● Task goal
Reproduce each line below with no alterations.

● Data excerpts
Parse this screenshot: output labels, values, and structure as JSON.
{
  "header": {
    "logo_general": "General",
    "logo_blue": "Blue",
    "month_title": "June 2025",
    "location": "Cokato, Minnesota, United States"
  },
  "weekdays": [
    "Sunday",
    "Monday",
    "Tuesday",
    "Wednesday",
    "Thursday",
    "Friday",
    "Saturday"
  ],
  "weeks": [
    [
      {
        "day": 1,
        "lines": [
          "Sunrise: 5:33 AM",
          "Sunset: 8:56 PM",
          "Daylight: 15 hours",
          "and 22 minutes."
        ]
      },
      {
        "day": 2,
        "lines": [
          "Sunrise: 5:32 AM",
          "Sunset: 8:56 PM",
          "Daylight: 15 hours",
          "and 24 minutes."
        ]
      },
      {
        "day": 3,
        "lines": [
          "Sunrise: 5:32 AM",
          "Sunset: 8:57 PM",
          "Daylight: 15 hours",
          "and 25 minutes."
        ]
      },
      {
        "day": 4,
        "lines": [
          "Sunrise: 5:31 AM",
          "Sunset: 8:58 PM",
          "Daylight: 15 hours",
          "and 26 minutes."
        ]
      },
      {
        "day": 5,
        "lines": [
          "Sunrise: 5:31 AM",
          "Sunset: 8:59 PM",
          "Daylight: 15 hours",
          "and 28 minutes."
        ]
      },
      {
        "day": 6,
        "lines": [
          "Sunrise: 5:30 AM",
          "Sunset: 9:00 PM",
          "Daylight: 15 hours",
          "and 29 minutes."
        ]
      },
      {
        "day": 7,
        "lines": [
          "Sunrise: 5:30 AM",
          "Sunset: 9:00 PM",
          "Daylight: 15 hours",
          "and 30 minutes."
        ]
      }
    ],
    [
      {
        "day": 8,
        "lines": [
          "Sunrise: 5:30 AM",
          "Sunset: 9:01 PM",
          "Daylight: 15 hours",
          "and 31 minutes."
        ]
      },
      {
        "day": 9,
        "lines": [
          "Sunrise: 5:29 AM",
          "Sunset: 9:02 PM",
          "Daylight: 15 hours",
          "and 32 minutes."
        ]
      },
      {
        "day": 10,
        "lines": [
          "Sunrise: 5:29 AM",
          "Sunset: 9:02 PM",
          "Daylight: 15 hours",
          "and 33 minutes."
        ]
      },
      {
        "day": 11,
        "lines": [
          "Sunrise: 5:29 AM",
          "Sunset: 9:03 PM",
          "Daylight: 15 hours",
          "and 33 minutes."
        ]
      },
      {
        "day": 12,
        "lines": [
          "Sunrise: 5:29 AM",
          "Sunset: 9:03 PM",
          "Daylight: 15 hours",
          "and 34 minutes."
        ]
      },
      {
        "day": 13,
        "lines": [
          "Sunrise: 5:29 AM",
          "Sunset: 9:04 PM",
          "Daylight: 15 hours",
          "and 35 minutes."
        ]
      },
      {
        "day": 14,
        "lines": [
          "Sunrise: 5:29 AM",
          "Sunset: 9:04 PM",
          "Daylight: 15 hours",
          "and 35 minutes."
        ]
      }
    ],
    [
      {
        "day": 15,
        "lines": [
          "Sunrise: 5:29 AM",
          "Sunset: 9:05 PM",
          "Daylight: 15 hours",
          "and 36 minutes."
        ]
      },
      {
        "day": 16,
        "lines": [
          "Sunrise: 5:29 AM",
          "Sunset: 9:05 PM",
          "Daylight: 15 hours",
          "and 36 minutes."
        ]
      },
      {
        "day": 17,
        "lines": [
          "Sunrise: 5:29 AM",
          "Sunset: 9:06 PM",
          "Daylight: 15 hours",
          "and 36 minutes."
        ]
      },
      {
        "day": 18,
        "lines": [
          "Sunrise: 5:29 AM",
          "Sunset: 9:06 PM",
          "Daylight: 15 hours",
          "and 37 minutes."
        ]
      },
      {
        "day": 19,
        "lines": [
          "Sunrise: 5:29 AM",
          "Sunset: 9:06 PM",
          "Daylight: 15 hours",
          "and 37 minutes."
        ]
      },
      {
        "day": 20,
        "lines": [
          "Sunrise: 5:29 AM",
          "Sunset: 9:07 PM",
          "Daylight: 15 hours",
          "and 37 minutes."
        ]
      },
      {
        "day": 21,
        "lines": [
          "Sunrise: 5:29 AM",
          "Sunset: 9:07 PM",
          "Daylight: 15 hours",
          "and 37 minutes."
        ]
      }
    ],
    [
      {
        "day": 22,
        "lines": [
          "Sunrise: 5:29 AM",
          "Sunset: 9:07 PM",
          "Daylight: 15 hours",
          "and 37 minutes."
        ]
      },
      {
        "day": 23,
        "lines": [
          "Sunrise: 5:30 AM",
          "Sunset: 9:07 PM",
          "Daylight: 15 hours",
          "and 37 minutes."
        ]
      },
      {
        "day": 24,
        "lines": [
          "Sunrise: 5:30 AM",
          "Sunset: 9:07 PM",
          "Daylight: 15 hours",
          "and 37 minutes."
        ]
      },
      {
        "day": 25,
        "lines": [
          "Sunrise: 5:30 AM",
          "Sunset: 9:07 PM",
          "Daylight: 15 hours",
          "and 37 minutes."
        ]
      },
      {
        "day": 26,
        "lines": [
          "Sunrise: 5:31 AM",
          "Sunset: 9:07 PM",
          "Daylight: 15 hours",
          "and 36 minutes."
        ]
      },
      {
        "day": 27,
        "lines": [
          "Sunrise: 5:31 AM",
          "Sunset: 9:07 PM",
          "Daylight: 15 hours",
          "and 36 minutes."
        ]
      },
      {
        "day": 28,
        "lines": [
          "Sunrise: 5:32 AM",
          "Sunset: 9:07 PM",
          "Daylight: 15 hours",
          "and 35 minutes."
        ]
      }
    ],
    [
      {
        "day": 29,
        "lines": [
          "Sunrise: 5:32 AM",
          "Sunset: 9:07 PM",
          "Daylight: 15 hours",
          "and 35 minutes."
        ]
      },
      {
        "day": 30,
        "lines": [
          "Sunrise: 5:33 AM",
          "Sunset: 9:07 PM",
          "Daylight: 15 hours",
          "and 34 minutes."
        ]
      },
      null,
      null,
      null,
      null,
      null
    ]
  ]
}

● Result below
Parse this screenshot: output labels, values, and structure as JSON.
{
  "header": {
    "logo_general": "General",
    "logo_blue": "Blue",
    "month_title": "June 2025",
    "location": "Cokato, Minnesota, United States"
  },
  "weekdays": [
    "Sunday",
    "Monday",
    "Tuesday",
    "Wednesday",
    "Thursday",
    "Friday",
    "Saturday"
  ],
  "weeks": [
    [
      {
        "day": 1,
        "lines": [
          "Sunrise: 5:33 AM",
          "Sunset: 8:56 PM",
          "Daylight: 15 hours",
          "and 22 minutes."
        ]
      },
      {
        "day": 2,
        "lines": [
          "Sunrise: 5:32 AM",
          "Sunset: 8:56 PM",
          "Daylight: 15 hours",
          "and 24 minutes."
        ]
      },
      {
        "day": 3,
        "lines": [
          "Sunrise: 5:32 AM",
          "Sunset: 8:57 PM",
          "Daylight: 15 hours",
          "and 25 minutes."
        ]
      },
      {
        "day": 4,
        "lines": [
          "Sunrise: 5:31 AM",
          "Sunset: 8:58 PM",
          "Daylight: 15 hours",
          "and 26 minutes."
        ]
      },
      {
        "day": 5,
        "lines": [
          "Sunrise: 5:31 AM",
          "Sunset: 8:59 PM",
          "Daylight: 15 hours",
          "and 28 minutes."
        ]
      },
      {
        "day": 6,
        "lines": [
          "Sunrise: 5:30 AM",
          "Sunset: 9:00 PM",
          "Daylight: 15 hours",
          "and 29 minutes."
        ]
      },
      {
        "day": 7,
        "lines": [
          "Sunrise: 5:30 AM",
          "Sunset: 9:00 PM",
          "Daylight: 15 hours",
          "and 30 minutes."
        ]
      }
    ],
    [
      {
        "day": 8,
        "lines": [
          "Sunrise: 5:30 AM",
          "Sunset: 9:01 PM",
          "Daylight: 15 hours",
          "and 31 minutes."
        ]
      },
      {
        "day": 9,
        "lines": [
          "Sunrise: 5:29 AM",
          "Sunset: 9:02 PM",
          "Daylight: 15 hours",
          "and 32 minutes."
        ]
      },
      {
        "day": 10,
        "lines": [
          "Sunrise: 5:29 AM",
          "Sunset: 9:02 PM",
          "Daylight: 15 hours",
          "and 33 minutes."
        ]
      },
      {
        "day": 11,
        "lines": [
          "Sunrise: 5:29 AM",
          "Sunset: 9:03 PM",
          "Daylight: 15 hours",
          "and 33 minutes."
        ]
      },
      {
        "day": 12,
        "lines": [
          "Sunrise: 5:29 AM",
          "Sunset: 9:03 PM",
          "Daylight: 15 hours",
          "and 34 minutes."
        ]
      },
      {
        "day": 13,
        "lines": [
          "Sunrise: 5:29 AM",
          "Sunset: 9:04 PM",
          "Daylight: 15 hours",
          "and 35 minutes."
        ]
      },
      {
        "day": 14,
        "lines": [
          "Sunrise: 5:29 AM",
          "Sunset: 9:04 PM",
          "Daylight: 15 hours",
          "and 35 minutes."
        ]
      }
    ],
    [
      {
        "day": 15,
        "lines": [
          "Sunrise: 5:29 AM",
          "Sunset: 9:05 PM",
          "Daylight: 15 hours",
          "and 36 minutes."
        ]
      },
      {
        "day": 16,
        "lines": [
          "Sunrise: 5:29 AM",
          "Sunset: 9:05 PM",
          "Daylight: 15 hours",
          "and 36 minutes."
        ]
      },
      {
        "day": 17,
        "lines": [
          "Sunrise: 5:29 AM",
          "Sunset: 9:06 PM",
          "Daylight: 15 hours",
          "and 36 minutes."
        ]
      },
      {
        "day": 18,
        "lines": [
          "Sunrise: 5:29 AM",
          "Sunset: 9:06 PM",
          "Daylight: 15 hours",
          "and 37 minutes."
        ]
      },
      {
        "day": 19,
        "lines": [
          "Sunrise: 5:29 AM",
          "Sunset: 9:06 PM",
          "Daylight: 15 hours",
          "and 37 minutes."
        ]
      },
      {
        "day": 20,
        "lines": [
          "Sunrise: 5:29 AM",
          "Sunset: 9:07 PM",
          "Daylight: 15 hours",
          "and 37 minutes."
        ]
      },
      {
        "day": 21,
        "lines": [
          "Sunrise: 5:29 AM",
          "Sunset: 9:07 PM",
          "Daylight: 15 hours",
          "and 37 minutes."
        ]
      }
    ],
    [
      {
        "day": 22,
        "lines": [
          "Sunrise: 5:29 AM",
          "Sunset: 9:07 PM",
          "Daylight: 15 hours",
          "and 37 minutes."
        ]
      },
      {
        "day": 23,
        "lines": [
          "Sunrise: 5:30 AM",
          "Sunset: 9:07 PM",
          "Daylight: 15 hours",
          "and 37 minutes."
        ]
      },
      {
        "day": 24,
        "lines": [
          "Sunrise: 5:30 AM",
          "Sunset: 9:07 PM",
          "Daylight: 15 hours",
          "and 37 minutes."
        ]
      },
      {
        "day": 25,
        "lines": [
          "Sunrise: 5:30 AM",
          "Sunset: 9:07 PM",
          "Daylight: 15 hours",
          "and 37 minutes."
        ]
      },
      {
        "day": 26,
        "lines": [
          "Sunrise: 5:31 AM",
          "Sunset: 9:07 PM",
          "Daylight: 15 hours",
          "and 36 minutes."
        ]
      },
      {
        "day": 27,
        "lines": [
          "Sunrise: 5:31 AM",
          "Sunset: 9:07 PM",
          "Daylight: 15 hours",
          "and 36 minutes."
        ]
      },
      {
        "day": 28,
        "lines": [
          "Sunrise: 5:32 AM",
          "Sunset: 9:07 PM",
          "Daylight: 15 hours",
          "and 35 minutes."
        ]
      }
    ],
    [
      {
        "day": 29,
        "lines": [
          "Sunrise: 5:32 AM",
          "Sunset: 9:07 PM",
          "Daylight: 15 hours",
          "and 35 minutes."
        ]
      },
      {
        "day": 30,
        "lines": [
          "Sunrise: 5:33 AM",
          "Sunset: 9:07 PM",
          "Daylight: 15 hours",
          "and 34 minutes."
        ]
      },
      null,
      null,
      null,
      null,
      null
    ]
  ]
}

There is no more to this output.